• REQUIRED ACTION:
Repeat the full listing, word for word.

▼

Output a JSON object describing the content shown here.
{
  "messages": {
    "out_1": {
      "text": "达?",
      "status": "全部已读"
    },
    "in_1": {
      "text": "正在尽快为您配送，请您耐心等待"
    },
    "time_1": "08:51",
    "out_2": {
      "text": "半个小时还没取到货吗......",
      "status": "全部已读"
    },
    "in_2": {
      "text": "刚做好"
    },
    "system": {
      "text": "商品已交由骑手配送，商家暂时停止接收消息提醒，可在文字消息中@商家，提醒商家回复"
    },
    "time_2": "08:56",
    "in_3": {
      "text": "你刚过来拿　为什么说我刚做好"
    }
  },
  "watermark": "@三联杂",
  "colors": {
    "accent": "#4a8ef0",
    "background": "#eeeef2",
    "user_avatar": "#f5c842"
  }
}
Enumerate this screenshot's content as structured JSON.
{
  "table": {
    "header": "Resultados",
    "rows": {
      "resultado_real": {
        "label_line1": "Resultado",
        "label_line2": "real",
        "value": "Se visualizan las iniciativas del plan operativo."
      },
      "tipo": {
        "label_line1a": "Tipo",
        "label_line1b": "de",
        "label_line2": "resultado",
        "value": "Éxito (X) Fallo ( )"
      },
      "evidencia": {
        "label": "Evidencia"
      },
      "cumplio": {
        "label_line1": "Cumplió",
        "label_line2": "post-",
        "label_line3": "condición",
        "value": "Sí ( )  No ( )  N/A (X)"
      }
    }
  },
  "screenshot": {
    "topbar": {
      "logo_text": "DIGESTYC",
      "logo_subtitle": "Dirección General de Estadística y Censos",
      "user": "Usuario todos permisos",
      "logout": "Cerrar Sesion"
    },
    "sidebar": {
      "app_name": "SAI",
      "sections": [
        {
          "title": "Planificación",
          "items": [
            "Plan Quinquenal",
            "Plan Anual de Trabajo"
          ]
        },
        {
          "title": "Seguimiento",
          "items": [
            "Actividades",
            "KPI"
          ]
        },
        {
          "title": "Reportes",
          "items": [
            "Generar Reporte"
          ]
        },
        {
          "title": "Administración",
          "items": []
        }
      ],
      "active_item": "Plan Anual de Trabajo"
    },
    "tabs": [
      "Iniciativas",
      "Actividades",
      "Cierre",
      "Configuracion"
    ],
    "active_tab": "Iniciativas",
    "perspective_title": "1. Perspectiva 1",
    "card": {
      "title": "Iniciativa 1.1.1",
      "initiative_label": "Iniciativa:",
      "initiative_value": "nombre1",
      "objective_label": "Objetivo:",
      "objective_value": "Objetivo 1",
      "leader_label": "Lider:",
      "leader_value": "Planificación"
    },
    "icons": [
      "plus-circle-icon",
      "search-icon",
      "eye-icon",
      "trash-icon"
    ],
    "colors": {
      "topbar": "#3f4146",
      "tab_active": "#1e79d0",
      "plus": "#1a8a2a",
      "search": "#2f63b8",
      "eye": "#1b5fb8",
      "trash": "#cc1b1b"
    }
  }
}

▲

• RESULT OF THIS TASK:
Output a JSON object describing the content shown here.
{
  "messages": {
    "out_1": {
      "text": "达?",
      "status": "全部已读"
    },
    "in_1": {
      "text": "正在尽快为您配送，请您耐心等待"
    },
    "time_1": "08:51",
    "out_2": {
      "text": "半个小时还没取到货吗......",
      "status": "全部已读"
    },
    "in_2": {
      "text": "刚做好"
    },
    "system": {
      "text": "商品已交由骑手配送，商家暂时停止接收消息提醒，可在文字消息中@商家，提醒商家回复"
    },
    "time_2": "08:56",
    "in_3": {
      "text": "你刚过来拿　为什么说我刚做好"
    }
  },
  "watermark": "@三联杂",
  "colors": {
    "accent": "#4a8ef0",
    "background": "#eeeef2",
    "user_avatar": "#f5c842"
  }
}
Enumerate this screenshot's content as structured JSON.
{
  "table": {
    "header": "Resultados",
    "rows": {
      "resultado_real": {
        "label_line1": "Resultado",
        "label_line2": "real",
        "value": "Se visualizan las iniciativas del plan operativo."
      },
      "tipo": {
        "label_line1a": "Tipo",
        "label_line1b": "de",
        "label_line2": "resultado",
        "value": "Éxito (X) Fallo ( )"
      },
      "evidencia": {
        "label": "Evidencia"
      },
      "cumplio": {
        "label_line1": "Cumplió",
        "label_line2": "post-",
        "label_line3": "condición",
        "value": "Sí ( )  No ( )  N/A (X)"
      }
    }
  },
  "screenshot": {
    "topbar": {
      "logo_text": "DIGESTYC",
      "logo_subtitle": "Dirección General de Estadística y Censos",
      "user": "Usuario todos permisos",
      "logout": "Cerrar Sesion"
    },
    "sidebar": {
      "app_name": "SAI",
      "sections": [
        {
          "title": "Planificación",
          "items": [
            "Plan Quinquenal",
            "Plan Anual de Trabajo"
          ]
        },
        {
          "title": "Seguimiento",
          "items": [
            "Actividades",
            "KPI"
          ]
        },
        {
          "title": "Reportes",
          "items": [
            "Generar Reporte"
          ]
        },
        {
          "title": "Administración",
          "items": []
        }
      ],
      "active_item": "Plan Anual de Trabajo"
    },
    "tabs": [
      "Iniciativas",
      "Actividades",
      "Cierre",
      "Configuracion"
    ],
    "active_tab": "Iniciativas",
    "perspective_title": "1. Perspectiva 1",
    "card": {
      "title": "Iniciativa 1.1.1",
      "initiative_label": "Iniciativa:",
      "initiative_value": "nombre1",
      "objective_label": "Objetivo:",
      "objective_value": "Objetivo 1",
      "leader_label": "Lider:",
      "leader_value": "Planificación"
    },
    "icons": [
      "plus-circle-icon",
      "search-icon",
      "eye-icon",
      "trash-icon"
    ],
    "colors": {
      "topbar": "#3f4146",
      "tab_active": "#1e79d0",
      "plus": "#1a8a2a",
      "search": "#2f63b8",
      "eye": "#1b5fb8",
      "trash": "#cc1b1b"
    }
  }
}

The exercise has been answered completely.